The point: does the data allow us to wave away such savagery? Does it allow us to actually celebrate the men accused, for example, when ministers garland them, or when we wrap them in the national flag when they die? What does such celebration say about being decent and liberal?
A country of 1.4 billion, says Tripathi, will have “some idiots”. No doubt. May we judge a country by how we treat those idiots?
Third, Tripathi points out that “among our faultlines is also caste oppression.” But he goes on to say that we speak of it “truthfully” and have “made compensation for it” by running “the biggest positive discrimination/affirmative action programme in the history of humanity”.
He means, of course, our long-standing policy of reservations, and he is right to point to it.
Yet, can Tripathi really be unaware of the tremendous backlash against reservations over many years? There is Rajeev Goswami, who set himself on fire in the midst of an enormous protest against reservations.

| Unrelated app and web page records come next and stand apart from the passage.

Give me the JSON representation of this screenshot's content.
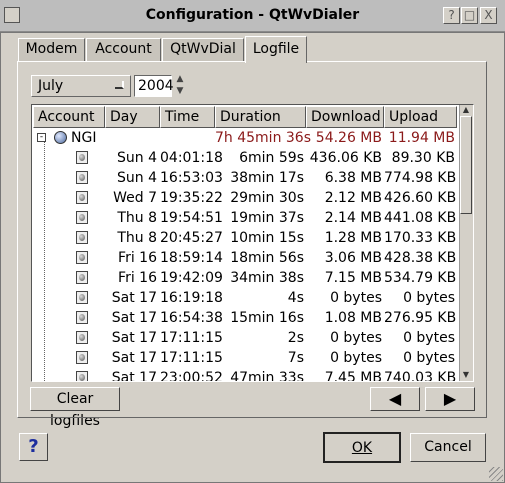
{
  "window": {
    "title": "Configuration - QtWvDialer",
    "title_buttons": [
      "?",
      "□",
      "X"
    ]
  },
  "tabs": [
    {
      "label": "Modem"
    },
    {
      "label": "Account"
    },
    {
      "label": "QtWvDial"
    },
    {
      "label": "Logfile",
      "active": true
    }
  ],
  "filter": {
    "month": "July",
    "year": "2004"
  },
  "table": {
    "columns": [
      "Account",
      "Day",
      "Time",
      "Duration",
      "Download",
      "Upload"
    ],
    "group": {
      "name": "NGI",
      "duration": "7h 45min 36s",
      "download": "54.26 MB",
      "upload": "11.94 MB"
    },
    "rows": [
      {
        "day": "Sun 4",
        "time": "04:01:18",
        "duration": "6min 59s",
        "download": "436.06 KB",
        "upload": "89.30 KB"
      },
      {
        "day": "Sun 4",
        "time": "16:53:03",
        "duration": "38min 17s",
        "download": "6.38 MB",
        "upload": "774.98 KB"
      },
      {
        "day": "Wed 7",
        "time": "19:35:22",
        "duration": "29min 30s",
        "download": "2.12 MB",
        "upload": "426.60 KB"
      },
      {
        "day": "Thu 8",
        "time": "19:54:51",
        "duration": "19min 37s",
        "download": "2.14 MB",
        "upload": "441.08 KB"
      },
      {
        "day": "Thu 8",
        "time": "20:45:27",
        "duration": "10min 15s",
        "download": "1.28 MB",
        "upload": "170.33 KB"
      },
      {
        "day": "Fri 16",
        "time": "18:59:14",
        "duration": "18min 56s",
        "download": "3.06 MB",
        "upload": "428.38 KB"
      },
      {
        "day": "Fri 16",
        "time": "19:42:09",
        "duration": "34min 38s",
        "download": "7.15 MB",
        "upload": "534.79 KB"
      },
      {
        "day": "Sat 17",
        "time": "16:19:18",
        "duration": "4s",
        "download": "0 bytes",
        "upload": "0 bytes"
      },
      {
        "day": "Sat 17",
        "time": "16:54:38",
        "duration": "15min 16s",
        "download": "1.08 MB",
        "upload": "276.95 KB"
      },
      {
        "day": "Sat 17",
        "time": "17:11:15",
        "duration": "2s",
        "download": "0 bytes",
        "upload": "0 bytes"
      },
      {
        "day": "Sat 17",
        "time": "17:11:15",
        "duration": "7s",
        "download": "0 bytes",
        "upload": "0 bytes"
      },
      {
        "day": "Sat 17",
        "time": "23:00:52",
        "duration": "47min 33s",
        "download": "7.45 MB",
        "upload": "740.03 KB"
      }
    ]
  },
  "buttons": {
    "clear_logfiles": "Clear logfiles",
    "prev": "◀",
    "next": "▶",
    "help": "?",
    "ok": "OK",
    "cancel": "Cancel"
  },
  "icons": {
    "scroll_up": "▲",
    "scroll_down": "▼",
    "spin_up": "▲",
    "spin_down": "▼"
  },
  "colors": {
    "summary_text": "#8b1a1a",
    "help_icon": "#1c2d9e"
  }
}
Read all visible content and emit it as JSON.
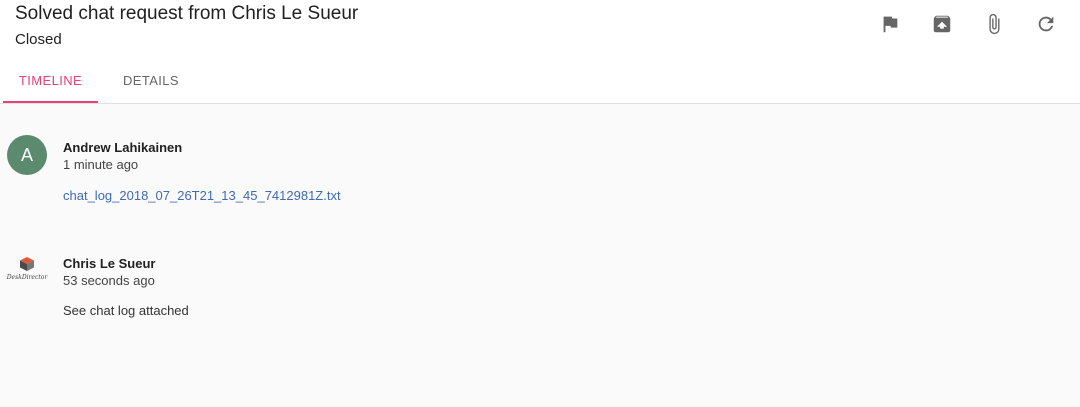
{
  "header": {
    "title": "Solved chat request from Chris Le Sueur",
    "status": "Closed",
    "actions": [
      {
        "icon": "flag-icon"
      },
      {
        "icon": "archive-icon"
      },
      {
        "icon": "paperclip-icon"
      },
      {
        "icon": "refresh-icon"
      }
    ]
  },
  "tabs": [
    {
      "label": "TIMELINE",
      "active": true
    },
    {
      "label": "DETAILS",
      "active": false
    }
  ],
  "timeline": {
    "entries": [
      {
        "avatar_letter": "A",
        "author": "Andrew Lahikainen",
        "time": "1 minute ago",
        "attachment": "chat_log_2018_07_26T21_13_45_7412981Z.txt"
      },
      {
        "logo_text": "DeskDirector",
        "author": "Chris Le Sueur",
        "time": "53 seconds ago",
        "message": "See chat log attached"
      }
    ]
  },
  "colors": {
    "accent": "#e8407a",
    "link": "#3f6ab7",
    "avatar_bg": "#5c8a6e",
    "icon": "#666666"
  }
}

There’s the constant chatter about how the policy kills “merit”. How often have you heard stories about students who use reservations being shunned on their campuses? How often have you heard people go on about doctors who benefit from reservations being incompetent and a threat to life?
Tripathi asks: “Hasn’t India actually improved in the last 70 years in terms of how the caste issue is addressed?” How would a member of our lower castes answer that? What would she have to say about caste oppression?
Finally, let us return to something that Tripathi says is the “only disinfectant”: truth. He is absolutely right to call it that. Which is why I am going to list here, randomly selected, just five truths – or possibly, the lack thereof – about this country. This could be a much longer list:
Indians slaughtered 3,000 Indians in Delhi in 1984. Nobody of any significance has been punished.
Official figures say the pandemic killed about half-a-million Indians. This number flies in the face of reason and common sense. Surely we owe the victims of Covid-19 and their families an honest accounting of what they suffered? Because there’s mounting evidence that the toll is several times higher.
Indians slaughtered 1,000 Indians in Mumbai in 1992-’93. Nobody of any significance has been punished.
Only a few months ago, the government announced that India suddenly has more women than men. This is so at odds with our documented reality over many years that “truth” is not a word that readily applies here.
Indians slaughtered 1,000 Indians in Gujarat in 2002. Nobody of any significance has been punished.
“True strength will come,” Tripathi told Sonia Singh, “when we speak the truth, when we don’t hide things of the past.” So correct. So let us pick one of those five, then: the slaughter of 1,000 Indians in my city, Mumbai, in 1992-’93. Let us stop hiding it and instead speak of it. Let us punish those killers right away.
That would be some disinfectant.
Dilip D’Souza is the author of eight books. His most recent work, with Joy Ma, is The Deoliwallahs: The True Story of the 1962 Chinese-Indian Internment.